Court decision to permit offshore exploratory drilling projects in Newfoundland and Labrador
Three environmental groups have appealed a court decision which permits offshore exploratory drilling projects in Newfoundland and Labrador to proceed.
In its decision, the Federal Court upheld the federal government’s regional assessment of exploratory oil and gas drilling in the province’s offshore waters. The court ruled that the assessment’s final report did not contain any material deficiencies and therefore, could not be set aside on that basis.
The court also upheld a regulation exempting future exploration drilling activities in the region from further scrutiny under the Impact Assessment Act of 2019. It held that the regulation met the “hallmarks of transparency, justification and intelligibility” and was “justified in light of the relevant factual and legal constraints.”
On January 11, lawyers from Ecojustice Canada, representing the Sierra Club Canada Foundation, World Wildlife Fund Canada and Ecology Action Centre, filed the appeal with the Federal Court of Appeal.
In a released statement, Ecojustice said that the assessment did not meet legal requirements for failing to consider the cumulative effects of all exploratory drilling projects in the province. It also said that the assessment sets a “poor and dangerous” precedent for future regional assessments, which could otherwise be a promising protective mechanism under the Impact Assessment Act.
Ecojustice also warned that the increased exploration activity in the province puts marine ecosystems at risk and threatens Canada’s ability to reach net-zero emissions by 2050.

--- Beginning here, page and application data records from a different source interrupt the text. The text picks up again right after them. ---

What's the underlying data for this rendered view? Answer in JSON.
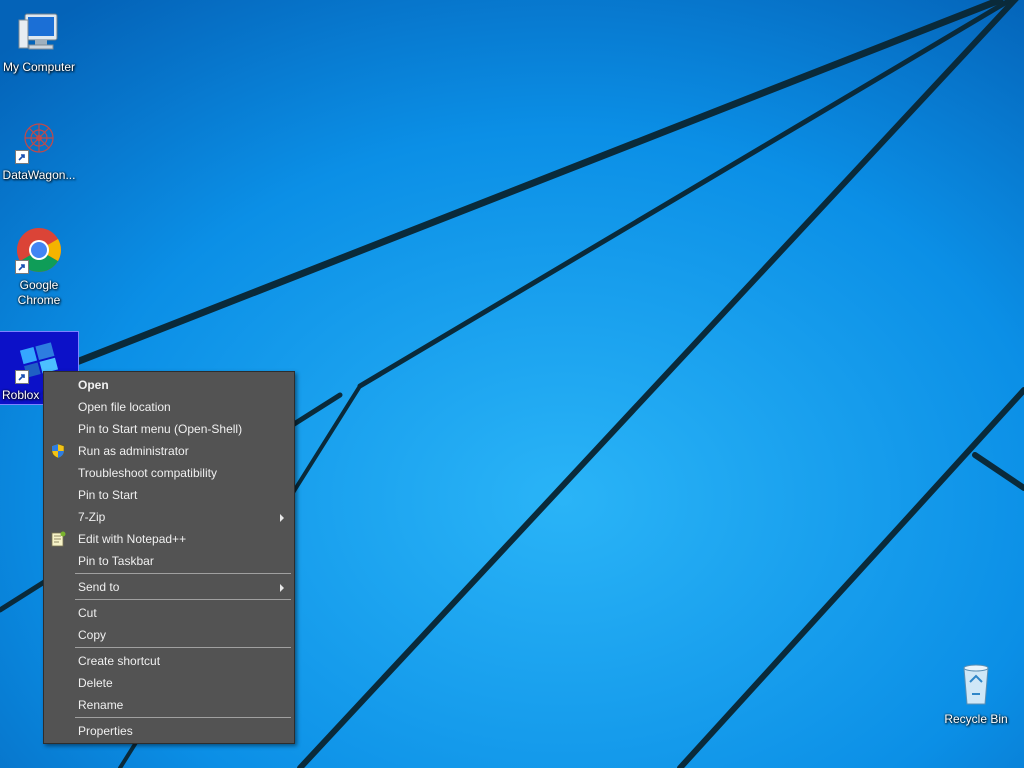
{
  "desktop": {
    "icons": [
      {
        "label": "My Computer"
      },
      {
        "label": "DataWagon..."
      },
      {
        "label": "Google\nChrome"
      },
      {
        "label": "Roblox S"
      },
      {
        "label": "Recycle Bin"
      }
    ]
  },
  "context_menu": {
    "items": [
      {
        "label": "Open"
      },
      {
        "label": "Open file location"
      },
      {
        "label": "Pin to Start menu (Open-Shell)"
      },
      {
        "label": "Run as administrator"
      },
      {
        "label": "Troubleshoot compatibility"
      },
      {
        "label": "Pin to Start"
      },
      {
        "label": "7-Zip"
      },
      {
        "label": "Edit with Notepad++"
      },
      {
        "label": "Pin to Taskbar"
      },
      {
        "label": "Send to"
      },
      {
        "label": "Cut"
      },
      {
        "label": "Copy"
      },
      {
        "label": "Create shortcut"
      },
      {
        "label": "Delete"
      },
      {
        "label": "Rename"
      },
      {
        "label": "Properties"
      }
    ]
  },
  "colors": {
    "wallpaper": "#0a7ad8",
    "menu_background": "#535353",
    "selection": "#0c11c8"
  },
  "icon_names": {
    "uac_shield": "uac-shield-icon",
    "notepad": "notepad-plus-plus-icon",
    "shortcut_overlay": "shortcut-arrow-icon"
  }
}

“To address the climate and biodiversity crises, Canada needs impact assessment laws that provide the highest standard of environmental protection,” said Jordy Thomson, Ecology Action Centre senior marine coordinator. “We are appealing this decision to strengthen the Impact Assessment Act and help safeguard sensitive Atlantic marine life.”